- _YOUR GOAL_
Check each line of the data for "подсайта", and copy the ones that have it.

---------- SOURCE INFORMATION ----------

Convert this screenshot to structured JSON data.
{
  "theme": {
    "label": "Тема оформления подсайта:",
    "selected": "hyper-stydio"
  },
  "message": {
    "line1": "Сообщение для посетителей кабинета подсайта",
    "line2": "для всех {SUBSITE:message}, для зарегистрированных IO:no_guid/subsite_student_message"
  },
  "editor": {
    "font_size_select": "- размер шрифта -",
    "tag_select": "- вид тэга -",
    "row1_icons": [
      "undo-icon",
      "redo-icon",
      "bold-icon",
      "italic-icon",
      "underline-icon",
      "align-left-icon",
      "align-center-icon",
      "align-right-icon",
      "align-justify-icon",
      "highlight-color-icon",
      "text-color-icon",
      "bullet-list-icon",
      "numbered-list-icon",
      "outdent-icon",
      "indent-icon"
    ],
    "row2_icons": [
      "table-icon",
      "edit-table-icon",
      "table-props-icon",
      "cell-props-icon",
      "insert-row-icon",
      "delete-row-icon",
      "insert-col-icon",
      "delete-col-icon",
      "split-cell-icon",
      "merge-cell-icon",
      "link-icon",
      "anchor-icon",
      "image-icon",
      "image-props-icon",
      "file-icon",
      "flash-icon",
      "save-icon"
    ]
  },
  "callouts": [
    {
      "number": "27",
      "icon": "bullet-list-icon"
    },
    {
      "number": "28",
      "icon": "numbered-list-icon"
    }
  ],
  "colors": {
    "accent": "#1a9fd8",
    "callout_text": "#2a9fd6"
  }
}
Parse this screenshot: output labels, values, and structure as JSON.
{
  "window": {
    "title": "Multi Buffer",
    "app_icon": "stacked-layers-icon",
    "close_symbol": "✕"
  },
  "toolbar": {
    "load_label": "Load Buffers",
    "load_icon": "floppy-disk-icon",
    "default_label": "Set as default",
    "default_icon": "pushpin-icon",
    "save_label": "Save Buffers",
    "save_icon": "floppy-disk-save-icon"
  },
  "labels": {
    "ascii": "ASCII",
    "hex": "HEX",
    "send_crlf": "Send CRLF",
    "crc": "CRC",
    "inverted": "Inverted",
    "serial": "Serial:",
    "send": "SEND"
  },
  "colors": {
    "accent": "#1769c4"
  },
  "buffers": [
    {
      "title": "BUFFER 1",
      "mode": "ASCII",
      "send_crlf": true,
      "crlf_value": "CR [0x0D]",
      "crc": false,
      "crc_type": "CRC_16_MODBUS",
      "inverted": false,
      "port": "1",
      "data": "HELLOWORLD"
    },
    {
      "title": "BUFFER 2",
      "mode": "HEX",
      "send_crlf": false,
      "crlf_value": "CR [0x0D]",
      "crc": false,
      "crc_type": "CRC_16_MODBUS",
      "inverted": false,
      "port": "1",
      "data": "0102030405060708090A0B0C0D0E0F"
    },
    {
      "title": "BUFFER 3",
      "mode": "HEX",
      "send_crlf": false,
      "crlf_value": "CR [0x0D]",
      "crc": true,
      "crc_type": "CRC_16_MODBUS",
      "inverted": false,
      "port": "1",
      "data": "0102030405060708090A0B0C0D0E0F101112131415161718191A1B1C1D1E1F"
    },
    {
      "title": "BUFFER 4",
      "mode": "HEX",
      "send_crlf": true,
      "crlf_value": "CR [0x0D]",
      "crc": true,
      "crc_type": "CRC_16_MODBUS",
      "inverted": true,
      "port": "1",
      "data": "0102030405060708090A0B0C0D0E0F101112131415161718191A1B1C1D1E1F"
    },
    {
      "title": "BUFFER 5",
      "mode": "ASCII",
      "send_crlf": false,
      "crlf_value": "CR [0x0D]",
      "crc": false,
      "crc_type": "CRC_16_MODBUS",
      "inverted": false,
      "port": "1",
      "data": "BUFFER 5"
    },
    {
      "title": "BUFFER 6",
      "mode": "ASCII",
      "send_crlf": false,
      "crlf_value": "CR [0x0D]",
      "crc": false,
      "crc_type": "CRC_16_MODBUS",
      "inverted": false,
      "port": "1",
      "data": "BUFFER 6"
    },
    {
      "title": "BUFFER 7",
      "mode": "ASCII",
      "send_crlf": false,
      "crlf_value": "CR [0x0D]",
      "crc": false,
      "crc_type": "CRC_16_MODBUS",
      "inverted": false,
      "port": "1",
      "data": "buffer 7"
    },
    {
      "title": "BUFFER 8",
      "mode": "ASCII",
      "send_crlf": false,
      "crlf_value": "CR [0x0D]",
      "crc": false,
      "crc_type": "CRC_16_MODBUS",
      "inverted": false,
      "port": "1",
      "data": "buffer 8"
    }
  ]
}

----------
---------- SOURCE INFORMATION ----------

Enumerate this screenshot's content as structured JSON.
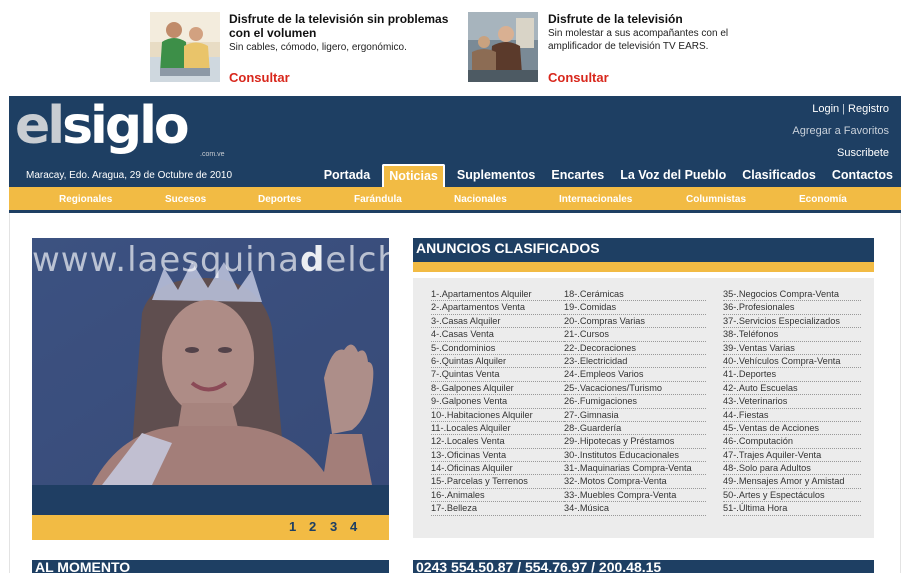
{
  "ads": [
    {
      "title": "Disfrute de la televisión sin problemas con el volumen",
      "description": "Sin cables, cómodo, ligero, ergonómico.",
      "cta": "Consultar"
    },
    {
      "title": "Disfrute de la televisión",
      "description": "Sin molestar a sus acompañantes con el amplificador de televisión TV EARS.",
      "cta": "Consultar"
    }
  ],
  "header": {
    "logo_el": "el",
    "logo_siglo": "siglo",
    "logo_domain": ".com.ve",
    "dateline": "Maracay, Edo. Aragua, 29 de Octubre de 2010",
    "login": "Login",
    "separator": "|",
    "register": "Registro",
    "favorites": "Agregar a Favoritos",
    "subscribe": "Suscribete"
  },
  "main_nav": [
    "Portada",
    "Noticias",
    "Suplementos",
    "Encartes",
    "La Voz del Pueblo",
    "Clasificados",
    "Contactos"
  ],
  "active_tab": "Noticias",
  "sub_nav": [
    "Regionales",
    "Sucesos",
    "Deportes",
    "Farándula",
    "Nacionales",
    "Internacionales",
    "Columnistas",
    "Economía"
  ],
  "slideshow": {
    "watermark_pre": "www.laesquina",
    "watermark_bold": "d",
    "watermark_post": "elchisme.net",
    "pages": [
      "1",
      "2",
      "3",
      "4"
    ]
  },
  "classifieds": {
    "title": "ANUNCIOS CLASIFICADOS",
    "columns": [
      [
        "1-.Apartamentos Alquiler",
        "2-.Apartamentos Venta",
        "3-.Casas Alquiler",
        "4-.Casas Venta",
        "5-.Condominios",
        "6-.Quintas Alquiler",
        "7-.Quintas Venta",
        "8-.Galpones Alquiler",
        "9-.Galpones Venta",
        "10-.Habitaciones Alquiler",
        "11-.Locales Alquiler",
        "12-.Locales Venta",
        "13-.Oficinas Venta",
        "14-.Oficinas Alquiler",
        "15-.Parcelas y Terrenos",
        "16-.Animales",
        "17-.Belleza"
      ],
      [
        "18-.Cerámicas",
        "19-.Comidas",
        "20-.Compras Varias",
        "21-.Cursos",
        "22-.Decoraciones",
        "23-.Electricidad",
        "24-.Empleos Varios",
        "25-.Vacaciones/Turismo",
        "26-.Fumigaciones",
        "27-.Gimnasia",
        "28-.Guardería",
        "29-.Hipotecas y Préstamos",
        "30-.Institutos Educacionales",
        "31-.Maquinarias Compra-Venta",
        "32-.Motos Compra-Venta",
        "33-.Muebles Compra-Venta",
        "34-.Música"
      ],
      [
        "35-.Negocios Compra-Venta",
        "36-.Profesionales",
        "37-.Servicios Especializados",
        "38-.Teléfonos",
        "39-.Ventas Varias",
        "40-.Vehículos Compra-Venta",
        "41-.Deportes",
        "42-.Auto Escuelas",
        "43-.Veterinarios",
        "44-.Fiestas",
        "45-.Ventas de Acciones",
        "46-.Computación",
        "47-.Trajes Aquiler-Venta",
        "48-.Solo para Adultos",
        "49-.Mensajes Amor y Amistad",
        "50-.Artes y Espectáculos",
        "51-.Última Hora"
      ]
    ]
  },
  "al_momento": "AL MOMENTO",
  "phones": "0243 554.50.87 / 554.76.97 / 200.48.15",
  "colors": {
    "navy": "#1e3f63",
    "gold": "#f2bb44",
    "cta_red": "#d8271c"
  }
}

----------

- _TASK ANSWER_
    "label": "Тема оформления подсайта:",
    "line1": "Сообщение для посетителей кабинета подсайта",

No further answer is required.